Good things come in double doses - and so do films.
The heartrending story of the massacre in Nanjing shortly after it fell to Japanese occupation in late 1937, commonly known as "the rape of Nanking", is the subject of two movies, which almost by acquiescence, are premiering one week apart.
Lu Chuan's City of Life and Death (Nanjing Nanjing) gives a panoramic view of the atrocities and the rescue, from three different perspectives. The first tells the story of the soldiers, whose failed defense of the city led to the horror of rampant execution-style killings at the hands of the Japanese. The second gives the most poignant account of the civilian survivors and those who risked their lives to save them. The third is about the redemption of one Japanese soldier, who manages to retain a semblance of human decency despite all the cruelties around him.
The Sino-German co-production John Rabe is a biopic focusing on the most important of the rescuers.
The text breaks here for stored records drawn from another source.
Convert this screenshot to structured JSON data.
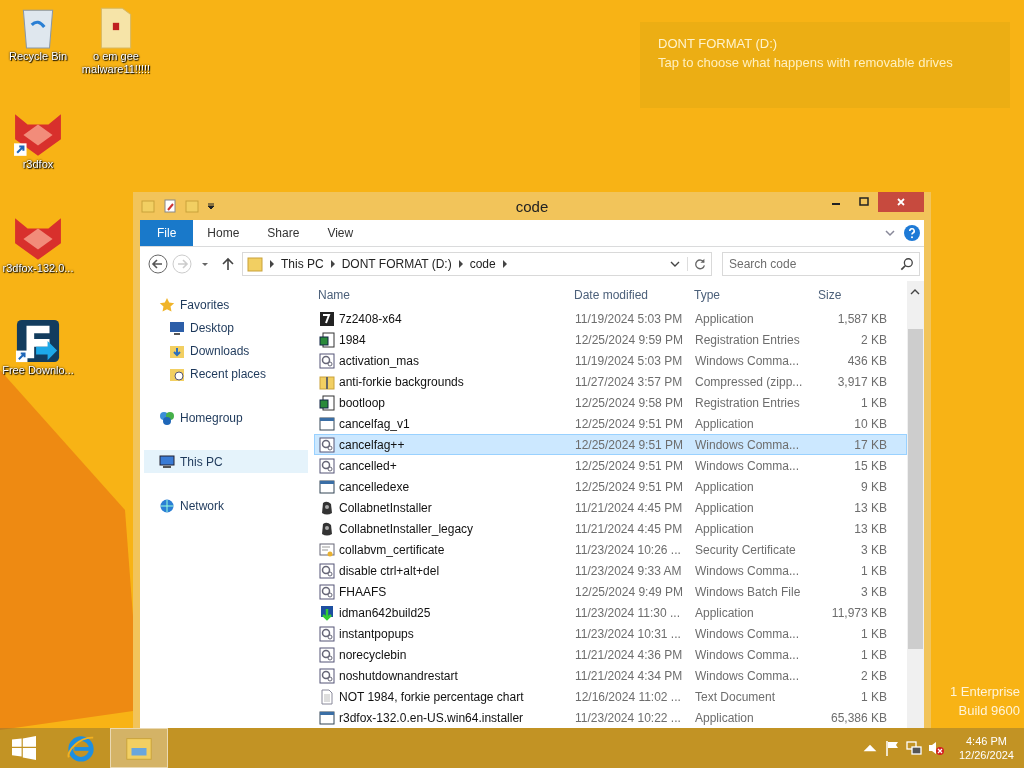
{
  "desktop_icons": [
    {
      "label": "Recycle Bin",
      "kind": "bin"
    },
    {
      "label": "o em gee malware11!!!!!",
      "kind": "folder"
    },
    {
      "label": "r3dfox",
      "kind": "fox",
      "shortcut": true
    },
    {
      "label": "r3dfox-132.0...",
      "kind": "fox",
      "shortcut": false
    },
    {
      "label": "Free Downlo...",
      "kind": "fdm",
      "shortcut": true
    }
  ],
  "notification": {
    "title": "DONT FORMAT (D:)",
    "message": "Tap to choose what happens with removable drives"
  },
  "watermark": {
    "line_1": "1 Enterprise",
    "line_2": "Build 9600"
  },
  "window": {
    "title": "code"
  },
  "ribbon_tabs": [
    {
      "label": "File",
      "selected": true
    },
    {
      "label": "Home",
      "selected": false
    },
    {
      "label": "Share",
      "selected": false
    },
    {
      "label": "View",
      "selected": false
    }
  ],
  "address_bar": {
    "crumbs": [
      "This PC",
      "DONT FORMAT (D:)",
      "code"
    ]
  },
  "search": {
    "placeholder": "Search code"
  },
  "navigation": [
    {
      "label": "Favorites",
      "kind": "star",
      "selected": false,
      "children": [
        {
          "label": "Desktop",
          "kind": "desktop",
          "selected": false
        },
        {
          "label": "Downloads",
          "kind": "downloads",
          "selected": false
        },
        {
          "label": "Recent places",
          "kind": "recent",
          "selected": false
        }
      ]
    },
    {
      "label": "Homegroup",
      "kind": "homegroup",
      "selected": false
    },
    {
      "label": "This PC",
      "kind": "pc",
      "selected": true
    },
    {
      "label": "Network",
      "kind": "network",
      "selected": false
    }
  ],
  "columns": [
    "Name",
    "Date modified",
    "Type",
    "Size"
  ],
  "files": [
    {
      "name": "7z2408-x64",
      "date": "11/19/2024 5:03 PM",
      "type": "Application",
      "size": "1,587 KB",
      "kind": "sevenzip",
      "selected": false
    },
    {
      "name": "1984",
      "date": "12/25/2024 9:59 PM",
      "type": "Registration Entries",
      "size": "2 KB",
      "kind": "reg",
      "selected": false
    },
    {
      "name": "activation_mas",
      "date": "11/19/2024 5:03 PM",
      "type": "Windows Comma...",
      "size": "436 KB",
      "kind": "cmd",
      "selected": false
    },
    {
      "name": "anti-forkie backgrounds",
      "date": "11/27/2024 3:57 PM",
      "type": "Compressed (zipp...",
      "size": "3,917 KB",
      "kind": "zip",
      "selected": false
    },
    {
      "name": "bootloop",
      "date": "12/25/2024 9:58 PM",
      "type": "Registration Entries",
      "size": "1 KB",
      "kind": "reg",
      "selected": false
    },
    {
      "name": "cancelfag_v1",
      "date": "12/25/2024 9:51 PM",
      "type": "Application",
      "size": "10 KB",
      "kind": "app",
      "selected": false
    },
    {
      "name": "cancelfag++",
      "date": "12/25/2024 9:51 PM",
      "type": "Windows Comma...",
      "size": "17 KB",
      "kind": "cmd",
      "selected": true
    },
    {
      "name": "cancelled+",
      "date": "12/25/2024 9:51 PM",
      "type": "Windows Comma...",
      "size": "15 KB",
      "kind": "cmd",
      "selected": false
    },
    {
      "name": "cancelledexe",
      "date": "12/25/2024 9:51 PM",
      "type": "Application",
      "size": "9 KB",
      "kind": "app",
      "selected": false
    },
    {
      "name": "CollabnetInstaller",
      "date": "11/21/2024 4:45 PM",
      "type": "Application",
      "size": "13 KB",
      "kind": "installer",
      "selected": false
    },
    {
      "name": "CollabnetInstaller_legacy",
      "date": "11/21/2024 4:45 PM",
      "type": "Application",
      "size": "13 KB",
      "kind": "installer",
      "selected": false
    },
    {
      "name": "collabvm_certificate",
      "date": "11/23/2024 10:26 ...",
      "type": "Security Certificate",
      "size": "3 KB",
      "kind": "cert",
      "selected": false
    },
    {
      "name": "disable ctrl+alt+del",
      "date": "11/23/2024 9:33 AM",
      "type": "Windows Comma...",
      "size": "1 KB",
      "kind": "cmd",
      "selected": false
    },
    {
      "name": "FHAAFS",
      "date": "12/25/2024 9:49 PM",
      "type": "Windows Batch File",
      "size": "3 KB",
      "kind": "cmd",
      "selected": false
    },
    {
      "name": "idman642build25",
      "date": "11/23/2024 11:30 ...",
      "type": "Application",
      "size": "11,973 KB",
      "kind": "idm",
      "selected": false
    },
    {
      "name": "instantpopups",
      "date": "11/23/2024 10:31 ...",
      "type": "Windows Comma...",
      "size": "1 KB",
      "kind": "cmd",
      "selected": false
    },
    {
      "name": "norecyclebin",
      "date": "11/21/2024 4:36 PM",
      "type": "Windows Comma...",
      "size": "1 KB",
      "kind": "cmd",
      "selected": false
    },
    {
      "name": "noshutdownandrestart",
      "date": "11/21/2024 4:34 PM",
      "type": "Windows Comma...",
      "size": "2 KB",
      "kind": "cmd",
      "selected": false
    },
    {
      "name": "NOT 1984, forkie percentage chart",
      "date": "12/16/2024 11:02 ...",
      "type": "Text Document",
      "size": "1 KB",
      "kind": "text",
      "selected": false
    },
    {
      "name": "r3dfox-132.0.en-US.win64.installer",
      "date": "11/23/2024 10:22 ...",
      "type": "Application",
      "size": "65,386 KB",
      "kind": "app",
      "selected": false
    }
  ],
  "taskbar": {
    "apps": [
      {
        "kind": "ie",
        "selected": false
      },
      {
        "kind": "explorer",
        "selected": true
      }
    ],
    "time": "4:46 PM",
    "date": "12/26/2024"
  }
}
John Rabe was the director of electronics company Siemens, Nanjing, a Nazi and supporter of Hitler. As the incidents unfold, he is thrust into the storm of history. Together with a small group of expatriates, he sets up a refugee zone, which ended up protecting as many as 200,000 people. Simply put, Rabe was the Oskar Schindler of the incident.
The diaries Rabe left behind are a major testament to unspeakable brutalities in the winter of 1937. Sadly, the movie seems to be obsessed with Hitler - there are so many mentions of the Fuhrer's name you could be forgiven for thinking the incident happened in Berlin. Rabe's association with the Nazis is over-emphasized, while his heroism is understated. During the second half of the movie, much of the action is pushed to the background. Some melodramatic details were invented to fill the void but real events were strangely bypassed. Moreover, the lengthy end credits make no mention of the donation drive organized by Nanjing citizens in the aftermath of the war to help out a newly impoverished Rabe, their savior, while the last scene depicting his departure looks like a poorly staged propaganda show, every bystander with over-the-top expressions.